Fire effects: Curlleaf mountain-mahogany has thick bark and may survive "light" fires. Sprouts following fire are rare and short lived. Most often curlleaf mountain-mahogany is killed by fire, and regeneration is by seedling establishment. Curlleaf mountain-mahogany recolonizes burned sites predominantly through seedling establishment. Seeds in the soil may survive low- or moderate-severity fires. If the curlleaf mountain-mahogany seed bank and all nearby mature trees are consumed in the fire, curlleaf mountain-mahogany recolonization will depend on an off-site seed source and will be slow.

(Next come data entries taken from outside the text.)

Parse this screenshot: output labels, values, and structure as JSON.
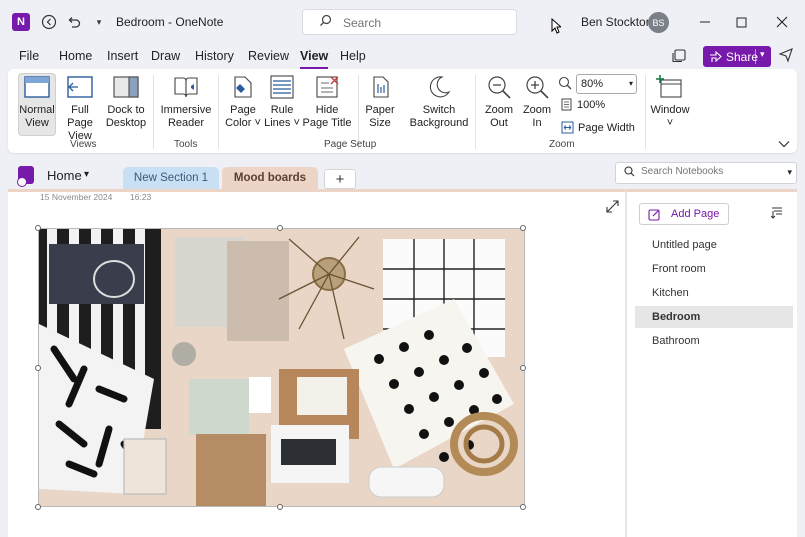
{
  "titlebar": {
    "app_badge": "N",
    "title": "Bedroom  -  OneNote",
    "search_placeholder": "Search",
    "user_name": "Ben Stockton",
    "user_initials": "BS"
  },
  "menu": {
    "items": [
      "File",
      "Home",
      "Insert",
      "Draw",
      "History",
      "Review",
      "View",
      "Help"
    ],
    "active": "View",
    "share_label": "Share"
  },
  "ribbon": {
    "views": [
      {
        "label1": "Normal",
        "label2": "View",
        "selected": true
      },
      {
        "label1": "Full Page",
        "label2": "View"
      },
      {
        "label1": "Dock to",
        "label2": "Desktop"
      }
    ],
    "views_group": "Views",
    "tools": [
      {
        "label1": "Immersive",
        "label2": "Reader"
      }
    ],
    "tools_group": "Tools",
    "page_setup": [
      {
        "label1": "Page",
        "label2": "Color ˅"
      },
      {
        "label1": "Rule",
        "label2": "Lines ˅"
      },
      {
        "label1": "Hide",
        "label2": "Page Title"
      },
      {
        "label1": "Paper",
        "label2": "Size"
      },
      {
        "label1": "Switch",
        "label2": "Background"
      }
    ],
    "page_setup_group": "Page Setup",
    "zoom": [
      {
        "label1": "Zoom",
        "label2": "Out"
      },
      {
        "label1": "Zoom",
        "label2": "In"
      }
    ],
    "zoom_value": "80%",
    "zoom_100": "100%",
    "page_width": "Page Width",
    "zoom_group": "Zoom",
    "window_label": "Window",
    "window_chevron": "˅"
  },
  "notebook": {
    "name": "Home",
    "tabs": [
      "New Section 1",
      "Mood boards"
    ],
    "active_tab": "Mood boards",
    "add_tab": "+",
    "search_placeholder": "Search Notebooks"
  },
  "page": {
    "date": "15 November 2024",
    "time": "16:23",
    "image_alt": "Bedroom mood board photo with pillows, fabrics and samples"
  },
  "pages": {
    "add_label": "Add Page",
    "items": [
      "Untitled page",
      "Front room",
      "Kitchen",
      "Bedroom",
      "Bathroom"
    ],
    "selected": "Bedroom"
  },
  "colors": {
    "accent": "#7719aa",
    "section_tab_blue": "#c9dff3",
    "section_tab_active": "#ecd5c6"
  }
}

Flowering and fruiting - Curlleaf mountain-mahogany flowers are perfect and apetalous. Calyx tubes from 3-10 mm long are produced at the leaf axils of stem tips on 2nd-year wood. Flowers occur singly or in clusters of up to 5, although clusters of 2 or 3 are most common. Curlleaf mountain-mahogany produces achenes with a long, persistent, plumose style or tail. They are hard and narrow, with sharp tips. Seeds measure 4-10 mm long, and tails are often 2.5-8 cm long. Flowers are chiefly wind pollinated, although some pollination by insects may occur. Curlleaf mountain-mahogany seed is moderately heavy and predominantly wind dispersed. The feathery seed tail aids in wind dispersal. Small mammals feed on the seeds and may serve as dispersal agents as well.

Vegetative regeneration - Curlleaf mountain-mahogany asexual regeneration is limited. Sprouting may occur after "light" fires, but typically sprouts do not live beyond the 2nd or 3rd postfire year.

Species Distribution


USDA Plants Database
USDA, NRCS. 2016. The PLANTS Database. National Plant Data Team, Greensboro, NC 27401-4901 USA.

USFS Plant Database
Habeck, R. J. 1992. In: Fire Effects Information System, [Online]. U.S. Department of Agriculture, Forest Service, Rocky Mountain Research Station, Fire Sciences Laboratory.

Flora of North America
Flora of North America Editorial Committee, eds. 1993+. Flora of North America North of Mexico. 19+ vols. New York and Oxford.

The Jepson Herbarium
The Jepson Manual: Vascular Plants of California. B.G. Baldwin, D.H. Goldman, D.J. Keil, R. Patterson, T.J. Rosatti, and D.H. Wilken [editors]. 2012. 2nd edition, thoroughly revised and expanded. University of California Press, Berkeley, CA.

USGS Plant Species Range Maps
Critchfield, W.B., and Little, E.L., Jr., 1966, Geographic distribution of the pines of the world: U.S. Department of Agriculture Miscellaneous Publication 991, p. 1-97. Little, E.L., Jr., 1971-1978, Atlas of United States trees, volume 1,3,13,17, conifers and important hardwoods: U.S. Department of Agriculture Miscellaneous Publications.